Leo Bill’s dead-eyed Bollingbroke returns from exile with a revolutionary fervor, homing in on Richard’s crown like a heat-seeking missile. It turns civil war into a cage-fight to the death. Stripped back to a skeletal plot that can, admittedly, be hard to follow, Shakespeare’s most poetic history play becomes a political thriller — a tale of how to topple of a king. With nobles nipping at the king’s heels, testing their strength then retreating into the crowd, this becomes a twitchy, jittery staging, always on edge. The pulse of war drums gets under the skin and designer Ultz’s iron-grey box set offers no escape. But he and his supporters must pick their moment or else their treacherous efforts will mean their deaths. Not that Hill-Gibbins’ production is pat. This is a psychological study of power and its accompanying perils.
Adopting a princely posture, hands on his regal hips, it’s not that he’s ineffectual, but that he’s outnumbered, fighting potential foes on all sides. Instead of the usual ill-equipped king, too meek to find the mettle required to rule, his Richard is simply in an impossible fix. It is an unnatural position, as Russell Beale makes brilliantly clear. He is, effectively, in a snake pit surrounded by vipers and, though he preaches peace outwardly, he snaps viciously at anyone who might step out of line.

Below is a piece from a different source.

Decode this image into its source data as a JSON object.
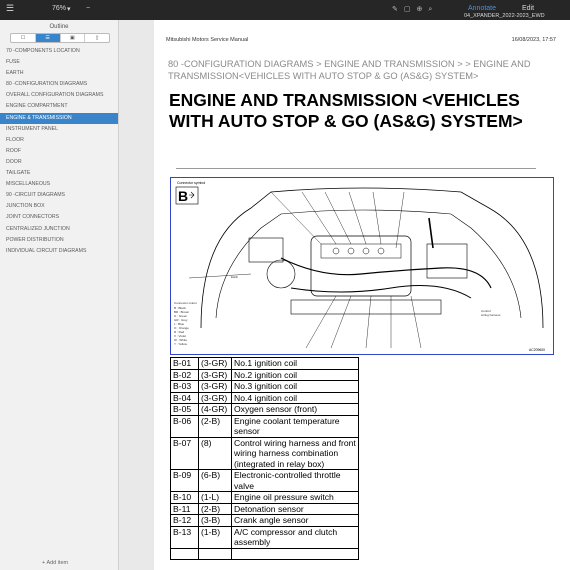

So steadfastly thuggish in opposition, he wilts when he gets his hands on the crown, wary even of putting it on. It’s something Bill’s Bollingbroke discovers for himself. Power is precarious unless it’s made absolute. “Uneasy lies the head that wears the crown” — as does the nation waiting on its word.” /> It adds a grim inevitability to the play’s final moments, as his loyalists call out the names of potential opponents he’s had dispatched in quick and chilling succession.
The difference between the two states is slight — a simple gold crown that, here, seems to have teeth. Beginning at the end, with a dethroned Richard philosophizing in jail, Hill-Gibbins gives the play a Taoist twist. Its presence gives him absolute power — the ability to affect the world with a word. The second Russell Beale slips it on, Richard’s mortal vulnerability vanishes into stately authority. Subjects fall silent whenever he speaks and, on his say-so, rebels like Bollingbroke can be instantly banished. Is this a man who dreamed himself king, or a king who wakes to find himself a man?
With courtiers circling his crown like vultures, Russell Beale’s Richard becomes a paranoid, panic-stricken king: a monarch so wary of defenestration and, with it, death that his reign seizes up as if rigor mortis had set in. Hardly a week goes by without an attempted parliamentary coup. Political plotting has become a national pastime in Britain. "The Tragedy of King Richard the Second," Joe Hill-Gibbins’ stark distillation of "Richard II" starring a superlative Simon Russell Beale at the Almeida Theatre, keys into that febrile climate of treachery and mistrust. A leader caught in the headlights, a ruling class waiting to strike, a nation gripped by paralysis — what could better encapsulate Brexit Britain?
It’s a trap — a target every monarch wears on their head. As its wearer, Russell Beale can only wait, gloomily fatalistic, to be knocked from his perch, and when he sits on the ground to “tell tales of dead kings,” he’s not burying his head in the sand so much as facing up to his reality. He makes leadership look like a cruel form of psychological torture, where no one can be trusted and nothing seems real. Indeed, the crown contains a contradiction: the absolute power it confers is outweighed by the vulnerability it brings with it. There’s a reason Richard’s crown looks a lot like a snare. Britain’s imperiled and incapacitated prime minister must know just how he feels.
But they’re an unruly bunch, bickering between themselves, and their in-fighting triggers a wonderfully silly set-piece as glove after glove gets thrown down and political plotting descends into a playground free-for-all. Instead, they cling to the walls, desperate not to be seen, and scatter like sparrows that have spotted a crow. Yet they are all waiting, primed, for an opportunity to strike, sometimes snaking up to the king, sometimes snapping like hyenas. By framing Richard’s courtiers as a chorus rather than distinct characters, Hill-Gibbins shifts the center of the play. Isolated traitors wind up dead, modishly sploshed with a slop-bucket of stage blood. The six-strong ensemble see-saws between Richard and Bollingbroke, from royalists to rebels, huddling like a flock of flamingos as if wary of stepping away from the safety of the pack.